Dataset rows describing interfaces
■ ■ ■ ■ ■

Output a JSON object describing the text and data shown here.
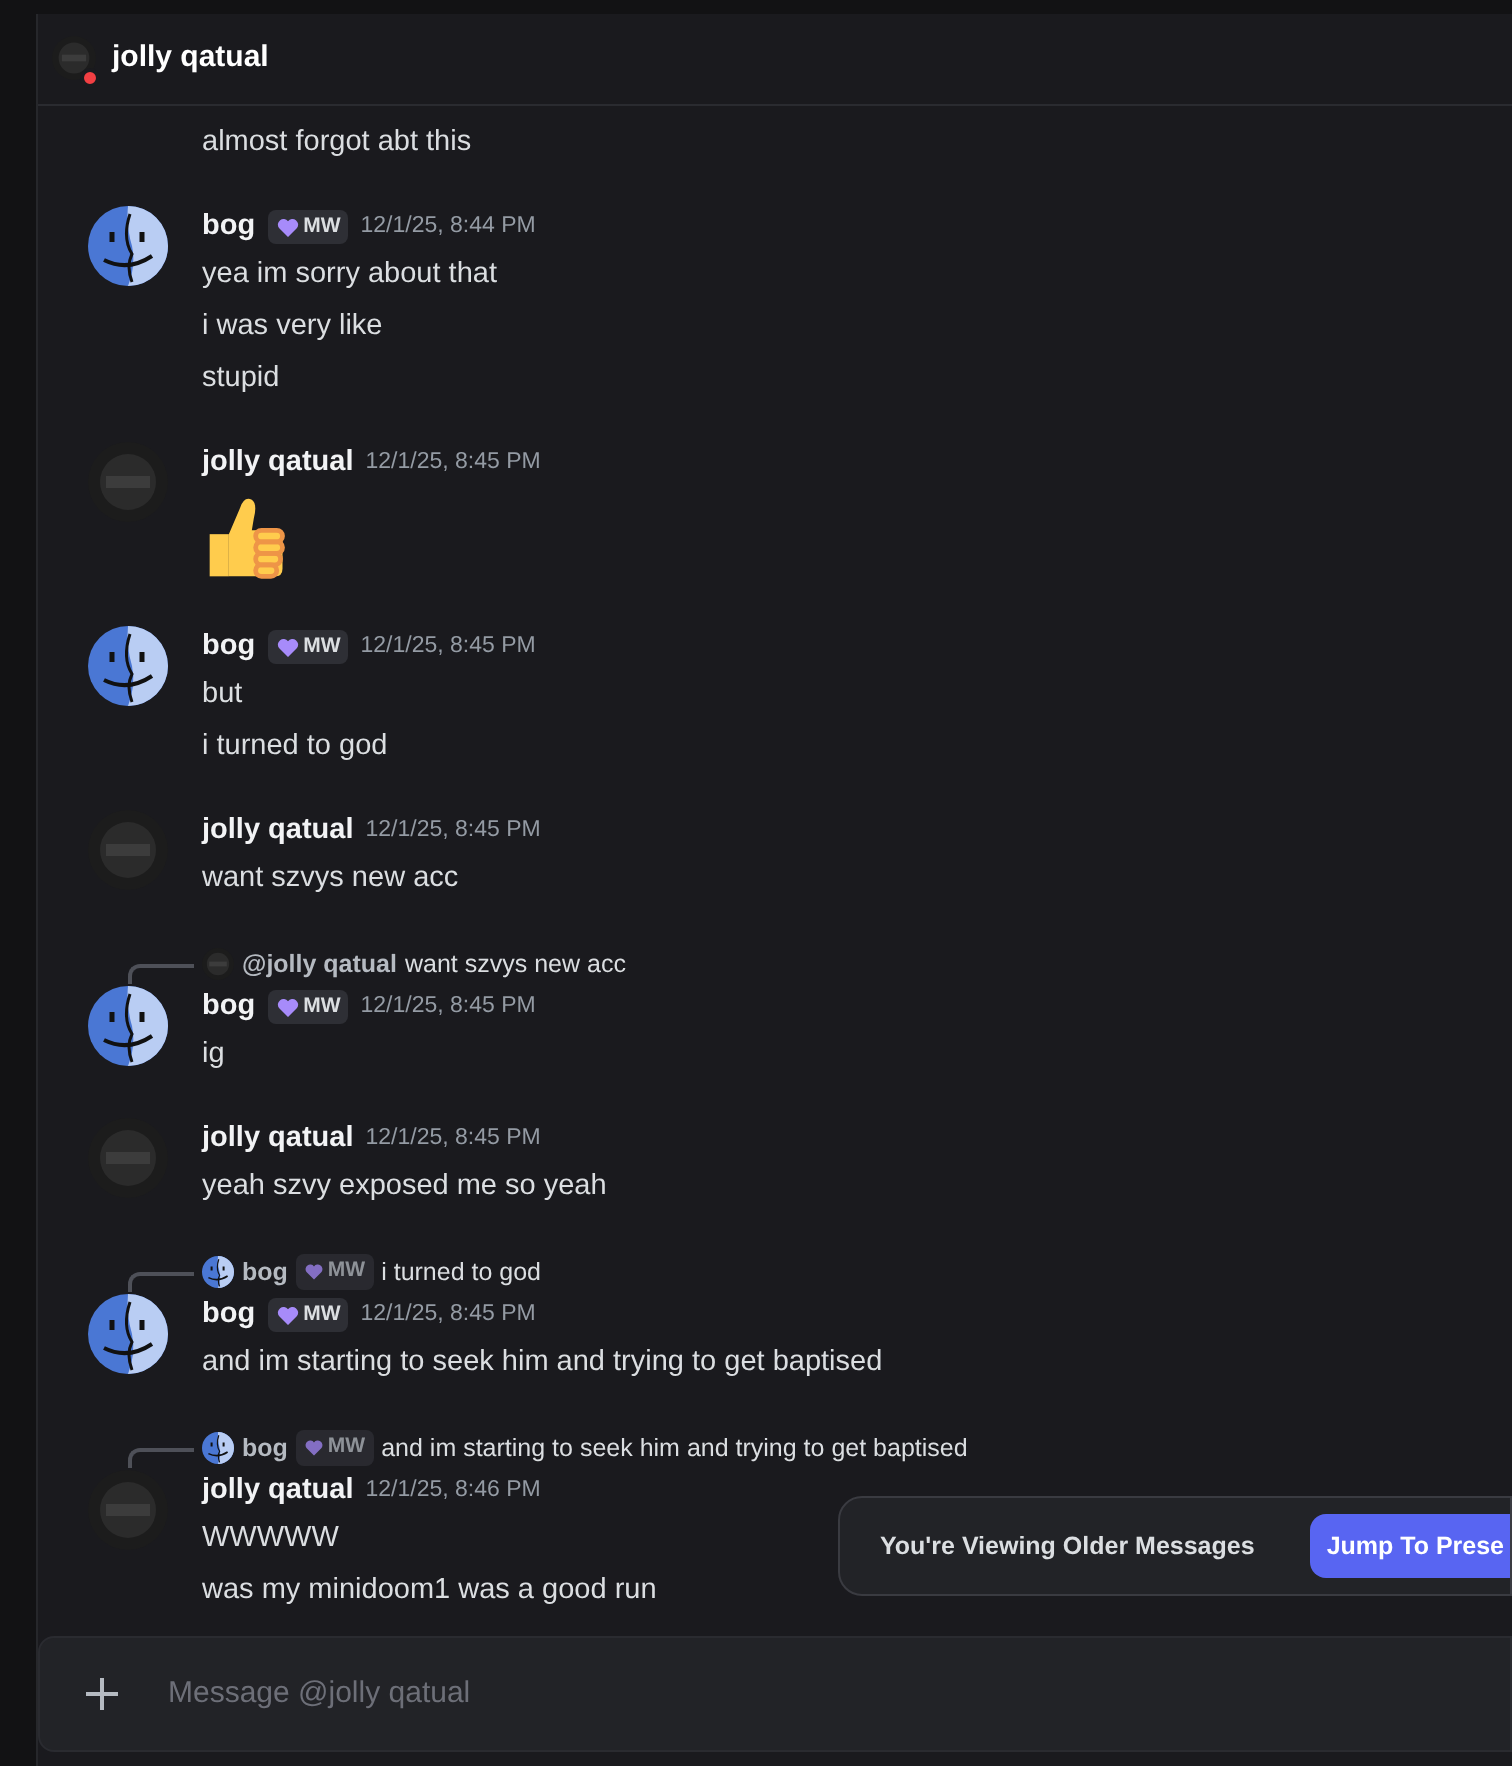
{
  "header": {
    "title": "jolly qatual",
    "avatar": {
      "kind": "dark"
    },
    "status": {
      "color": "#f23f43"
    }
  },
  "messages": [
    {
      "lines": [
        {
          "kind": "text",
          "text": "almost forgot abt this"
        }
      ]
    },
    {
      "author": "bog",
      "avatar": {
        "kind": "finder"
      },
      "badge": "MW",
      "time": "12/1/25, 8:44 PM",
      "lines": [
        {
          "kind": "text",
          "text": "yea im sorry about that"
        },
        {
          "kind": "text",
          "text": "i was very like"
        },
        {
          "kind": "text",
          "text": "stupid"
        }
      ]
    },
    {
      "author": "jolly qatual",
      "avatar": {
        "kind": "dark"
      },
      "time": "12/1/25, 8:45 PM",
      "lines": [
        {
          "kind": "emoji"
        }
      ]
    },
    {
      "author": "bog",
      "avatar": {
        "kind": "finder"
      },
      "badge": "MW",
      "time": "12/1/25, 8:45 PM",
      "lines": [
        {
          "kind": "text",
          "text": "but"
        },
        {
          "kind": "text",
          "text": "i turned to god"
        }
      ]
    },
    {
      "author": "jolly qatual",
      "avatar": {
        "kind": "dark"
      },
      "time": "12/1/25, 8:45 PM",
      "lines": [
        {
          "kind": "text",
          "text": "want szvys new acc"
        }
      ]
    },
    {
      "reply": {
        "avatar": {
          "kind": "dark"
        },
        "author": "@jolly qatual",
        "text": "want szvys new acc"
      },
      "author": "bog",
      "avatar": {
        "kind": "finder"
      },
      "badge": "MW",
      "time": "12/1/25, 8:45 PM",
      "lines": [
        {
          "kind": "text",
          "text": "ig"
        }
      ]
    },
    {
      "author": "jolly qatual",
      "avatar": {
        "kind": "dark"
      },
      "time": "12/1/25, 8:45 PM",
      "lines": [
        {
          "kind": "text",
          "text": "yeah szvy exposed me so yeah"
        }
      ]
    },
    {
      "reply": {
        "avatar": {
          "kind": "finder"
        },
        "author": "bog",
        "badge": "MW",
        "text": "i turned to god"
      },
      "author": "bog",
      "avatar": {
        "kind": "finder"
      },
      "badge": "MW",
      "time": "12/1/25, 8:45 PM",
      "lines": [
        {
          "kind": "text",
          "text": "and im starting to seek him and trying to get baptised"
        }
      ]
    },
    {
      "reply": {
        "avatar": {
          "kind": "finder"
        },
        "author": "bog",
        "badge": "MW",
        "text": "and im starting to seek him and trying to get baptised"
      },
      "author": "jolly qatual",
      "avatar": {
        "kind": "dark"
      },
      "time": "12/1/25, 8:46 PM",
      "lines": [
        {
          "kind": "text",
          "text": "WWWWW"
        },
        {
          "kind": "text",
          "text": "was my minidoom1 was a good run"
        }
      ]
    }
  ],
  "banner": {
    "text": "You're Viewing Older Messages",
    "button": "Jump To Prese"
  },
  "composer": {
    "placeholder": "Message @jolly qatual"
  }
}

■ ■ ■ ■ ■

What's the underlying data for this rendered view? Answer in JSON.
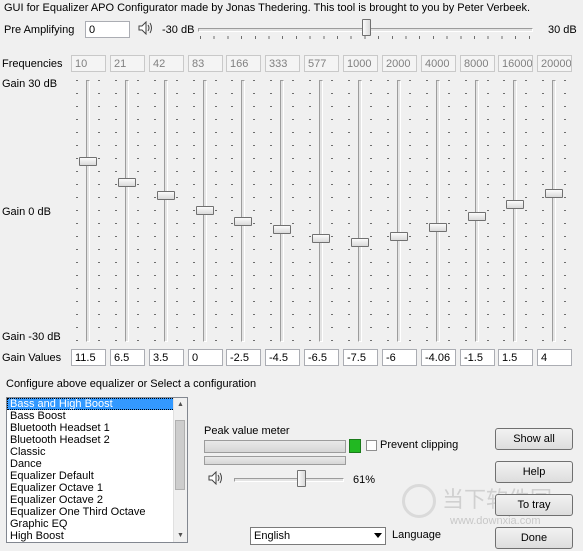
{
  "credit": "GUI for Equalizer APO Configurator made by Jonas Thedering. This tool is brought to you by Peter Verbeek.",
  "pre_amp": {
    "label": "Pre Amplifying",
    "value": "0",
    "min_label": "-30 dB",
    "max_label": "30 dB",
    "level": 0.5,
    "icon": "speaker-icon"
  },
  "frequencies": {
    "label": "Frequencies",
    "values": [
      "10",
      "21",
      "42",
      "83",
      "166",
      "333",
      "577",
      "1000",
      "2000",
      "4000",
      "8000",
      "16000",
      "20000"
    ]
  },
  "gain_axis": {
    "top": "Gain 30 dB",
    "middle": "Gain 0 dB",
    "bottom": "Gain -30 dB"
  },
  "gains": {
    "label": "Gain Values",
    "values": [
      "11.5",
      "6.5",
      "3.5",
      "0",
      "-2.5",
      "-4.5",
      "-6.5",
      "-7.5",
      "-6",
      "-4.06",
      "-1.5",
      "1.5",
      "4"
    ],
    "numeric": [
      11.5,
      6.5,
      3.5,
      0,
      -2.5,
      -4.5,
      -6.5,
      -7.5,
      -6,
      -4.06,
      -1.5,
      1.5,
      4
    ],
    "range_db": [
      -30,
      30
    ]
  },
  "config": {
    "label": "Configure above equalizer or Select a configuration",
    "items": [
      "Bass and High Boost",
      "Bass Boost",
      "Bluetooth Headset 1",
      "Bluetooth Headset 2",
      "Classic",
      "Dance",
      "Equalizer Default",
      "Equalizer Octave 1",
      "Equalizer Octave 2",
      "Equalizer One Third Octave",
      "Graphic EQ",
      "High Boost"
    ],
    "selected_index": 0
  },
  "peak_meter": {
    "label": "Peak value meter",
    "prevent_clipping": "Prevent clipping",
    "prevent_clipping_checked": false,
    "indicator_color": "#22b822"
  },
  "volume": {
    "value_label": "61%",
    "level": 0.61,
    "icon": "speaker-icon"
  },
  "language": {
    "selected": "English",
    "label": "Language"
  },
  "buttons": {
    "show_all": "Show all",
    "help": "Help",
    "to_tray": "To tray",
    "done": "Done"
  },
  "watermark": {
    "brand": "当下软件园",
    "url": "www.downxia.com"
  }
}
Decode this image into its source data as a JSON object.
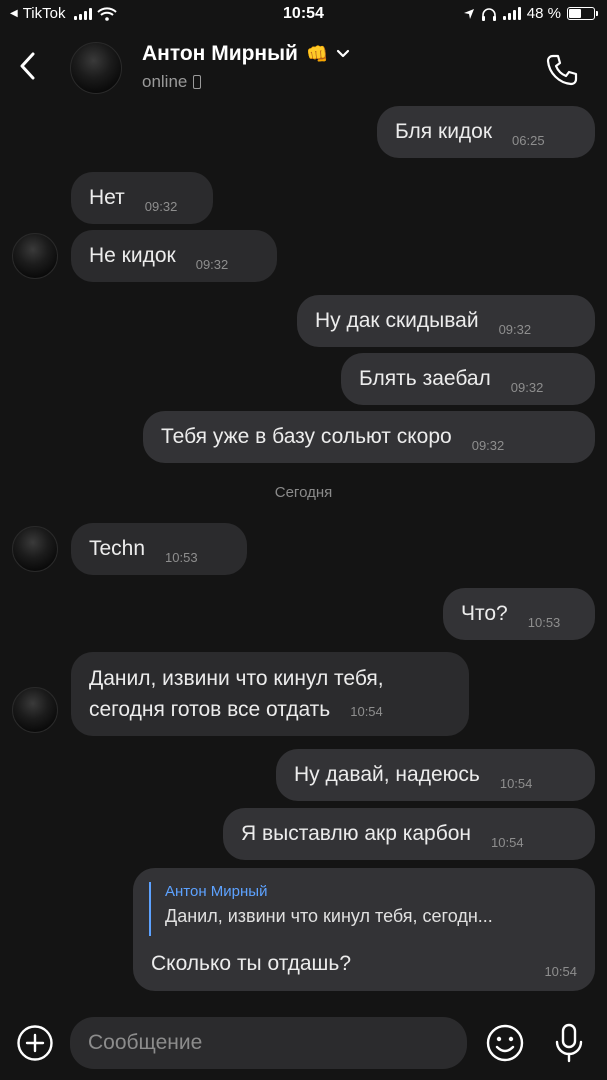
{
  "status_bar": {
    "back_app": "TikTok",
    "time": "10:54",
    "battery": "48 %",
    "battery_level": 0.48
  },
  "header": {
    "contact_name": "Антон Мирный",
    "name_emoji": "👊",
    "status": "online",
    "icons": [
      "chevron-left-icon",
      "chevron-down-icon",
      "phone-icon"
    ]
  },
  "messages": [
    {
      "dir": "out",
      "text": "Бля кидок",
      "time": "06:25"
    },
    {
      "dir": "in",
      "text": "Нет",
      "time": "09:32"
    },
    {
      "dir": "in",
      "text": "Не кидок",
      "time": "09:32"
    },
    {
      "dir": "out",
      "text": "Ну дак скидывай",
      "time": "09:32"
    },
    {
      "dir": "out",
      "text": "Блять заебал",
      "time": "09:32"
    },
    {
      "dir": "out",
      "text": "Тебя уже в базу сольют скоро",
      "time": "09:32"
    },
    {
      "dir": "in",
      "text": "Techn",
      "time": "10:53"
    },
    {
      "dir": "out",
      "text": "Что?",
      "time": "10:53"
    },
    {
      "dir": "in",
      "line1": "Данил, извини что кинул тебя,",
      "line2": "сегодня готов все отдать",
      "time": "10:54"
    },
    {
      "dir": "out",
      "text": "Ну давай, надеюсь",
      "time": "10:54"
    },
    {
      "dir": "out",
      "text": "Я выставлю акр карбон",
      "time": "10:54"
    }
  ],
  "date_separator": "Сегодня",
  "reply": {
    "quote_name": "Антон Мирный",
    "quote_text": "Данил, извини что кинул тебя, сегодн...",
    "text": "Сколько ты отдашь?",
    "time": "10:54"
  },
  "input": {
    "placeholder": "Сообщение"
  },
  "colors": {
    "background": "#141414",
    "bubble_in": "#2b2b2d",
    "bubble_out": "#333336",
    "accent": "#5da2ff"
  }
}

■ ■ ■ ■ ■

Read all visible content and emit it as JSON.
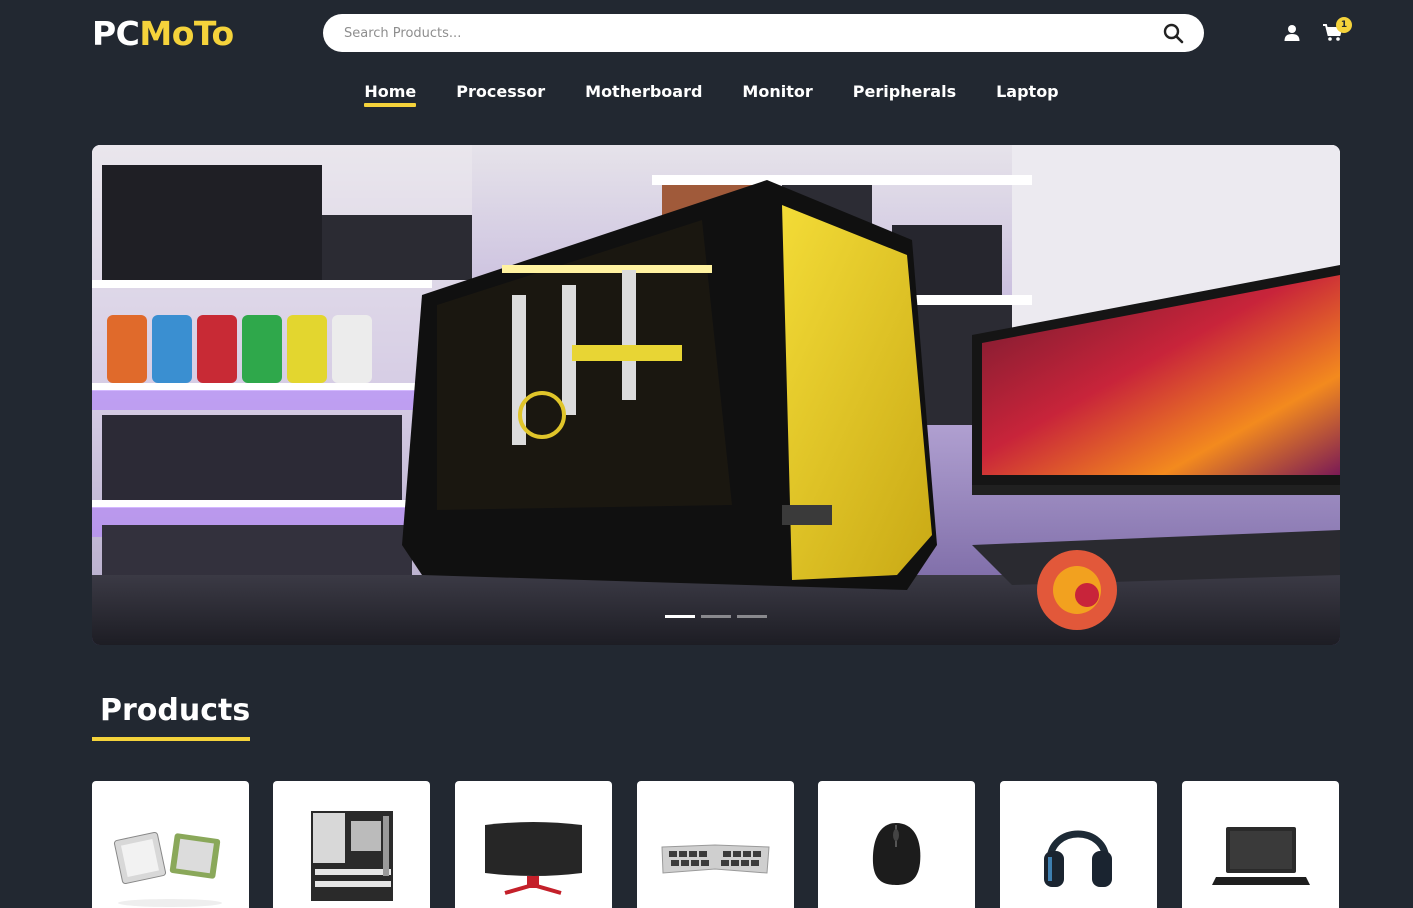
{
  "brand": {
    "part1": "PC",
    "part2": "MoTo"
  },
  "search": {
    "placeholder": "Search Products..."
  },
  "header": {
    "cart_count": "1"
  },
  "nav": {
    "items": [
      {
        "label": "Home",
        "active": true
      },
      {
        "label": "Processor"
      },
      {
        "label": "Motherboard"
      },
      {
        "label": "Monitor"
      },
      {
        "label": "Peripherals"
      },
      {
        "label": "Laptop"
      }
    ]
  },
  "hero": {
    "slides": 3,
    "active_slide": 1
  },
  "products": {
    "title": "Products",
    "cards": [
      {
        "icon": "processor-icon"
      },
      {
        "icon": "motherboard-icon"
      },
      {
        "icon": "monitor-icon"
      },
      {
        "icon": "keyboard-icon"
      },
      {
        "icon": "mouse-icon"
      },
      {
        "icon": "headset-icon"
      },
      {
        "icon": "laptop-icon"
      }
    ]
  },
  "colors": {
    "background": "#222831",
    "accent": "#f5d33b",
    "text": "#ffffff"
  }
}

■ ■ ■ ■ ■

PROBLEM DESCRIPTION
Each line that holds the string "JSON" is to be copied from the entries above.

ANSWER SPACE
Output a JSON object describing the text and data shown here.
What's the underlying data for this rendered view? Answer in JSON.
Decode this image into its source data as a JSON object.
Read all visible content and emit it as JSON.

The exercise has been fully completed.